[[ AVAILABLE RECORDS, beginning ]]

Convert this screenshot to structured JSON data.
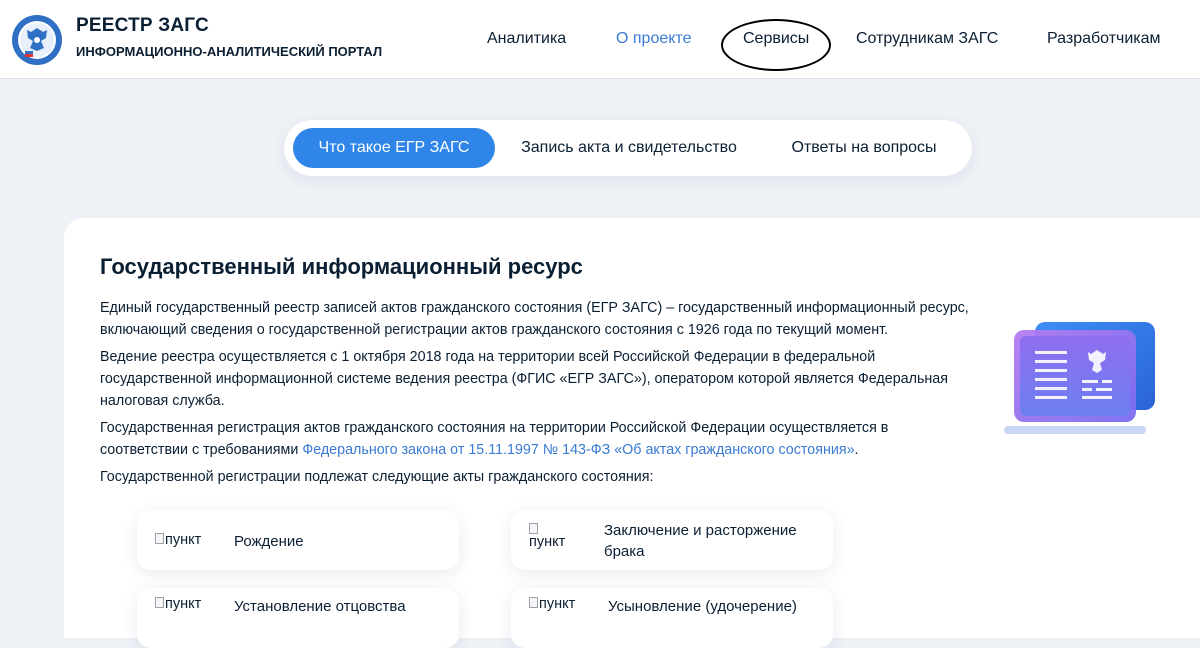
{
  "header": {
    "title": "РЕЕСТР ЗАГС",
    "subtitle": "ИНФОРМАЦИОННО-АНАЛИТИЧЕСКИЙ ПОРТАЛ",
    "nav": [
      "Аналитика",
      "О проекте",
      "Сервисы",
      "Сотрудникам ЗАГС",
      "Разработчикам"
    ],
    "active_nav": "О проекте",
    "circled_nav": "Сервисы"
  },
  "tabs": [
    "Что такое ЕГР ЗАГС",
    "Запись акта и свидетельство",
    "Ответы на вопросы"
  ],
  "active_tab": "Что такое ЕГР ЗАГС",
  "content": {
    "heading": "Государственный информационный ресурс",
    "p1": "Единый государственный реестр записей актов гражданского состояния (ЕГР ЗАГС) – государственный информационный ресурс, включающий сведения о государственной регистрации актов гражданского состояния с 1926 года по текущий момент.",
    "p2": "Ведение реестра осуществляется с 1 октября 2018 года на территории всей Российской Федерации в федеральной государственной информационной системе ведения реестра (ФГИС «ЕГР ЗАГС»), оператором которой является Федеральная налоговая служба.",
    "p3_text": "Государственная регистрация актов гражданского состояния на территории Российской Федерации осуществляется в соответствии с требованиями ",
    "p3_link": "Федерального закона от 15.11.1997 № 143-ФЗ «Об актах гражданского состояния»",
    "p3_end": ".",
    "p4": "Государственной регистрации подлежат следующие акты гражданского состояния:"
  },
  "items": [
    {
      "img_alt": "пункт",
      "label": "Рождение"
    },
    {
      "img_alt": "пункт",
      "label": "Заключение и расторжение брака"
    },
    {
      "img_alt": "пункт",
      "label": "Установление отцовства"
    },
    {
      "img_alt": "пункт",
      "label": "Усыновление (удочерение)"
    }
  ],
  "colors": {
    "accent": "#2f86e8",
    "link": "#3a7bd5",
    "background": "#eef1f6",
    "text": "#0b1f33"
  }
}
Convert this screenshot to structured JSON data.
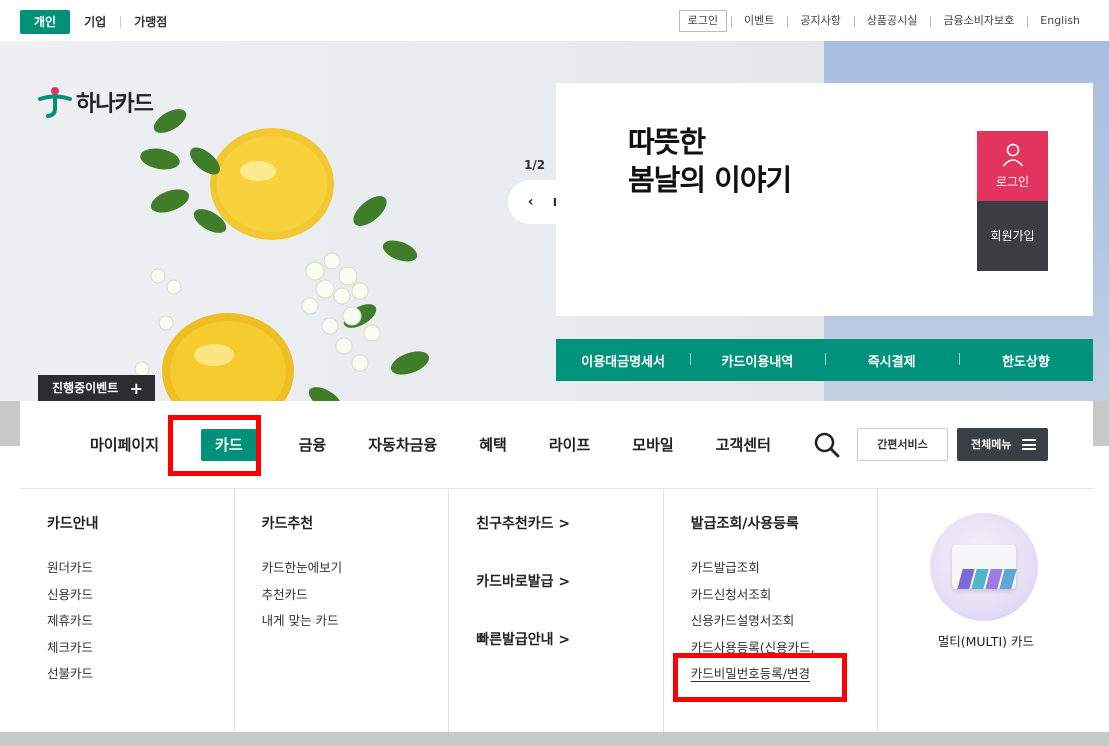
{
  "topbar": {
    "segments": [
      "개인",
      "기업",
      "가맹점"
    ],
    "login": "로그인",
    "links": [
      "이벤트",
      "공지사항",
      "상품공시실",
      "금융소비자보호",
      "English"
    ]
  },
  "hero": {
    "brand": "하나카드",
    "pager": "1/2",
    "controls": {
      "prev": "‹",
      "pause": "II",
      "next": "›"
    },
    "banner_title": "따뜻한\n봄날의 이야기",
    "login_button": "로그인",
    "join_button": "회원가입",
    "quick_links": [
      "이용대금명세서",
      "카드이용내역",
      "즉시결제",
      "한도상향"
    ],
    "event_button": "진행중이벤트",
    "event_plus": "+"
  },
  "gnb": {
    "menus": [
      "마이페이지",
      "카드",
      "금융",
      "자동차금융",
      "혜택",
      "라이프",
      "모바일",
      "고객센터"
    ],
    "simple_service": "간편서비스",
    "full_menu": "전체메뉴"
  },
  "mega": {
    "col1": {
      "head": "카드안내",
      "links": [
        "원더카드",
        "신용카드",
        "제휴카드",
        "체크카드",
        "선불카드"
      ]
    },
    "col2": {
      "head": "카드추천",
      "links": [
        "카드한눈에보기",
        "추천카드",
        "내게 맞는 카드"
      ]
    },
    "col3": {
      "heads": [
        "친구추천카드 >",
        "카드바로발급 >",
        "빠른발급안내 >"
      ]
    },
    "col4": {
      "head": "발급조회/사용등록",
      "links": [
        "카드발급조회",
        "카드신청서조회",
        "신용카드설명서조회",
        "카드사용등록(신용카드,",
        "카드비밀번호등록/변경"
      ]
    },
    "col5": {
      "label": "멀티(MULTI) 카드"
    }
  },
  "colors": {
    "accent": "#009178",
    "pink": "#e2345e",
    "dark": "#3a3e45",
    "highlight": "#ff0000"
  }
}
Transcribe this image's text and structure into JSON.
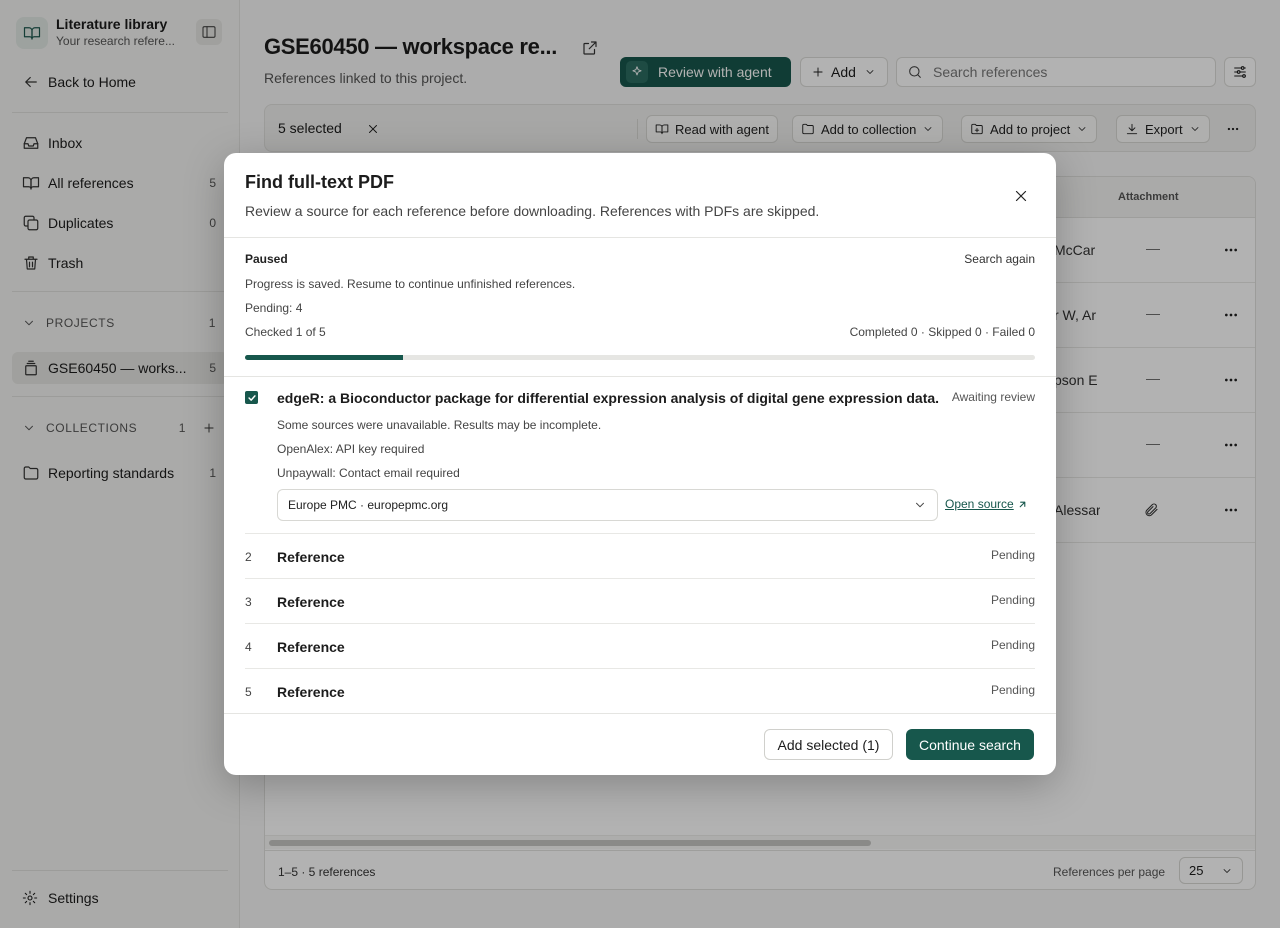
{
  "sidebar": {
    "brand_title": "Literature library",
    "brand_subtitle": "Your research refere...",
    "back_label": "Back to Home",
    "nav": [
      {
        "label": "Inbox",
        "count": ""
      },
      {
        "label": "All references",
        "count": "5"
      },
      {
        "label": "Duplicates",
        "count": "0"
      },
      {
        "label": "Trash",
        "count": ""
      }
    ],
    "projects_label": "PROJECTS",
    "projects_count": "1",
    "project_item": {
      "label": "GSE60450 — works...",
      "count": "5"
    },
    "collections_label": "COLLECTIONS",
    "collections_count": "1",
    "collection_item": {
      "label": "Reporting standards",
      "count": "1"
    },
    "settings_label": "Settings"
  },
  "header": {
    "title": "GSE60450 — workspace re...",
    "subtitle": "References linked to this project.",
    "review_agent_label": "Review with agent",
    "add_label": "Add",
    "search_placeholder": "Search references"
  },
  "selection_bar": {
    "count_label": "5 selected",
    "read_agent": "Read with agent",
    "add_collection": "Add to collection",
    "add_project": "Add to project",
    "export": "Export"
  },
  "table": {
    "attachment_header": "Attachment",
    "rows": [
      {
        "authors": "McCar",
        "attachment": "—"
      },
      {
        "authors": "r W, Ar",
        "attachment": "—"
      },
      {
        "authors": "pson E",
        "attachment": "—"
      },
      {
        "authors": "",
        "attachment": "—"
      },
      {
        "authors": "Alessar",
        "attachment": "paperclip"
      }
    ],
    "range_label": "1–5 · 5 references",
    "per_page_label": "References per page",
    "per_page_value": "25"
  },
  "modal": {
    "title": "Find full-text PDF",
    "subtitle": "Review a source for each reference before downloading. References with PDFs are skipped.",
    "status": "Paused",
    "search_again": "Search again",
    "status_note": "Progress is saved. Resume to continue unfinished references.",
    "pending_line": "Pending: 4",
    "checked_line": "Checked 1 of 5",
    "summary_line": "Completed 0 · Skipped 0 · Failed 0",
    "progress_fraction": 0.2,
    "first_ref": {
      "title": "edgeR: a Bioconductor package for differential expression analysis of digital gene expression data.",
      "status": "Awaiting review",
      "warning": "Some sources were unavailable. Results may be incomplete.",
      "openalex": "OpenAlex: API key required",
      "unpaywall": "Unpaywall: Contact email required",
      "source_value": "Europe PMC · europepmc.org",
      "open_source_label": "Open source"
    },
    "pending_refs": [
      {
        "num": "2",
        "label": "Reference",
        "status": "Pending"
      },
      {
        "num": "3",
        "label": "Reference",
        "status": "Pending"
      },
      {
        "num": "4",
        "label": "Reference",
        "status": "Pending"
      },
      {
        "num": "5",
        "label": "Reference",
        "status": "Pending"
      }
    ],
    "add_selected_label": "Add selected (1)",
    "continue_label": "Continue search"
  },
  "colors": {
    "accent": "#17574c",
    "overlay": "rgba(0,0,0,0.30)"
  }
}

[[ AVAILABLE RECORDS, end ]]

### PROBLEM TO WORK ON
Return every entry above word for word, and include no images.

### EXPECTED ANSWER
Convert this screenshot to structured JSON data.
{
  "header": {
    "title": "РЕЕСТР ЗАГС",
    "subtitle": "ИНФОРМАЦИОННО-АНАЛИТИЧЕСКИЙ ПОРТАЛ",
    "nav": [
      "Аналитика",
      "О проекте",
      "Сервисы",
      "Сотрудникам ЗАГС",
      "Разработчикам"
    ],
    "active_nav": "О проекте",
    "circled_nav": "Сервисы"
  },
  "tabs": [
    "Что такое ЕГР ЗАГС",
    "Запись акта и свидетельство",
    "Ответы на вопросы"
  ],
  "active_tab": "Что такое ЕГР ЗАГС",
  "content": {
    "heading": "Государственный информационный ресурс",
    "p1": "Единый государственный реестр записей актов гражданского состояния (ЕГР ЗАГС) – государственный информационный ресурс, включающий сведения о государственной регистрации актов гражданского состояния с 1926 года по текущий момент.",
    "p2": "Ведение реестра осуществляется с 1 октября 2018 года на территории всей Российской Федерации в федеральной государственной информационной системе ведения реестра (ФГИС «ЕГР ЗАГС»), оператором которой является Федеральная налоговая служба.",
    "p3_text": "Государственная регистрация актов гражданского состояния на территории Российской Федерации осуществляется в соответствии с требованиями ",
    "p3_link": "Федерального закона от 15.11.1997 № 143-ФЗ «Об актах гражданского состояния»",
    "p3_end": ".",
    "p4": "Государственной регистрации подлежат следующие акты гражданского состояния:"
  },
  "items": [
    {
      "img_alt": "пункт",
      "label": "Рождение"
    },
    {
      "img_alt": "пункт",
      "label": "Заключение и расторжение брака"
    },
    {
      "img_alt": "пункт",
      "label": "Установление отцовства"
    },
    {
      "img_alt": "пункт",
      "label": "Усыновление (удочерение)"
    }
  ],
  "colors": {
    "accent": "#2f86e8",
    "link": "#3a7bd5",
    "background": "#eef1f6",
    "text": "#0b1f33"
  }
}
Convert this screenshot to structured JSON data.
{
  "topbar": {
    "segments": [
      "개인",
      "기업",
      "가맹점"
    ],
    "login": "로그인",
    "links": [
      "이벤트",
      "공지사항",
      "상품공시실",
      "금융소비자보호",
      "English"
    ]
  },
  "hero": {
    "brand": "하나카드",
    "pager": "1/2",
    "controls": {
      "prev": "‹",
      "pause": "II",
      "next": "›"
    },
    "banner_title": "따뜻한\n봄날의 이야기",
    "login_button": "로그인",
    "join_button": "회원가입",
    "quick_links": [
      "이용대금명세서",
      "카드이용내역",
      "즉시결제",
      "한도상향"
    ],
    "event_button": "진행중이벤트",
    "event_plus": "+"
  },
  "gnb": {
    "menus": [
      "마이페이지",
      "카드",
      "금융",
      "자동차금융",
      "혜택",
      "라이프",
      "모바일",
      "고객센터"
    ],
    "simple_service": "간편서비스",
    "full_menu": "전체메뉴"
  },
  "mega": {
    "col1": {
      "head": "카드안내",
      "links": [
        "원더카드",
        "신용카드",
        "제휴카드",
        "체크카드",
        "선불카드"
      ]
    },
    "col2": {
      "head": "카드추천",
      "links": [
        "카드한눈에보기",
        "추천카드",
        "내게 맞는 카드"
      ]
    },
    "col3": {
      "heads": [
        "친구추천카드 >",
        "카드바로발급 >",
        "빠른발급안내 >"
      ]
    },
    "col4": {
      "head": "발급조회/사용등록",
      "links": [
        "카드발급조회",
        "카드신청서조회",
        "신용카드설명서조회",
        "카드사용등록(신용카드,",
        "카드비밀번호등록/변경"
      ]
    },
    "col5": {
      "label": "멀티(MULTI) 카드"
    }
  },
  "colors": {
    "accent": "#009178",
    "pink": "#e2345e",
    "dark": "#3a3e45",
    "highlight": "#ff0000"
  }
}
Transcribe this image's text and structure into JSON.
{
  "sidebar": {
    "brand_title": "Literature library",
    "brand_subtitle": "Your research refere...",
    "back_label": "Back to Home",
    "nav": [
      {
        "label": "Inbox",
        "count": ""
      },
      {
        "label": "All references",
        "count": "5"
      },
      {
        "label": "Duplicates",
        "count": "0"
      },
      {
        "label": "Trash",
        "count": ""
      }
    ],
    "projects_label": "PROJECTS",
    "projects_count": "1",
    "project_item": {
      "label": "GSE60450 — works...",
      "count": "5"
    },
    "collections_label": "COLLECTIONS",
    "collections_count": "1",
    "collection_item": {
      "label": "Reporting standards",
      "count": "1"
    },
    "settings_label": "Settings"
  },
  "header": {
    "title": "GSE60450 — workspace re...",
    "subtitle": "References linked to this project.",
    "review_agent_label": "Review with agent",
    "add_label": "Add",
    "search_placeholder": "Search references"
  },
  "selection_bar": {
    "count_label": "5 selected",
    "read_agent": "Read with agent",
    "add_collection": "Add to collection",
    "add_project": "Add to project",
    "export": "Export"
  },
  "table": {
    "attachment_header": "Attachment",
    "rows": [
      {
        "authors": "McCar",
        "attachment": "—"
      },
      {
        "authors": "r W, Ar",
        "attachment": "—"
      },
      {
        "authors": "pson E",
        "attachment": "—"
      },
      {
        "authors": "",
        "attachment": "—"
      },
      {
        "authors": "Alessar",
        "attachment": "paperclip"
      }
    ],
    "range_label": "1–5 · 5 references",
    "per_page_label": "References per page",
    "per_page_value": "25"
  },
  "modal": {
    "title": "Find full-text PDF",
    "subtitle": "Review a source for each reference before downloading. References with PDFs are skipped.",
    "status": "Paused",
    "search_again": "Search again",
    "status_note": "Progress is saved. Resume to continue unfinished references.",
    "pending_line": "Pending: 4",
    "checked_line": "Checked 1 of 5",
    "summary_line": "Completed 0 · Skipped 0 · Failed 0",
    "progress_fraction": 0.2,
    "first_ref": {
      "title": "edgeR: a Bioconductor package for differential expression analysis of digital gene expression data.",
      "status": "Awaiting review",
      "warning": "Some sources were unavailable. Results may be incomplete.",
      "openalex": "OpenAlex: API key required",
      "unpaywall": "Unpaywall: Contact email required",
      "source_value": "Europe PMC · europepmc.org",
      "open_source_label": "Open source"
    },
    "pending_refs": [
      {
        "num": "2",
        "label": "Reference",
        "status": "Pending"
      },
      {
        "num": "3",
        "label": "Reference",
        "status": "Pending"
      },
      {
        "num": "4",
        "label": "Reference",
        "status": "Pending"
      },
      {
        "num": "5",
        "label": "Reference",
        "status": "Pending"
      }
    ],
    "add_selected_label": "Add selected (1)",
    "continue_label": "Continue search"
  },
  "colors": {
    "accent": "#17574c",
    "overlay": "rgba(0,0,0,0.30)"
  }
}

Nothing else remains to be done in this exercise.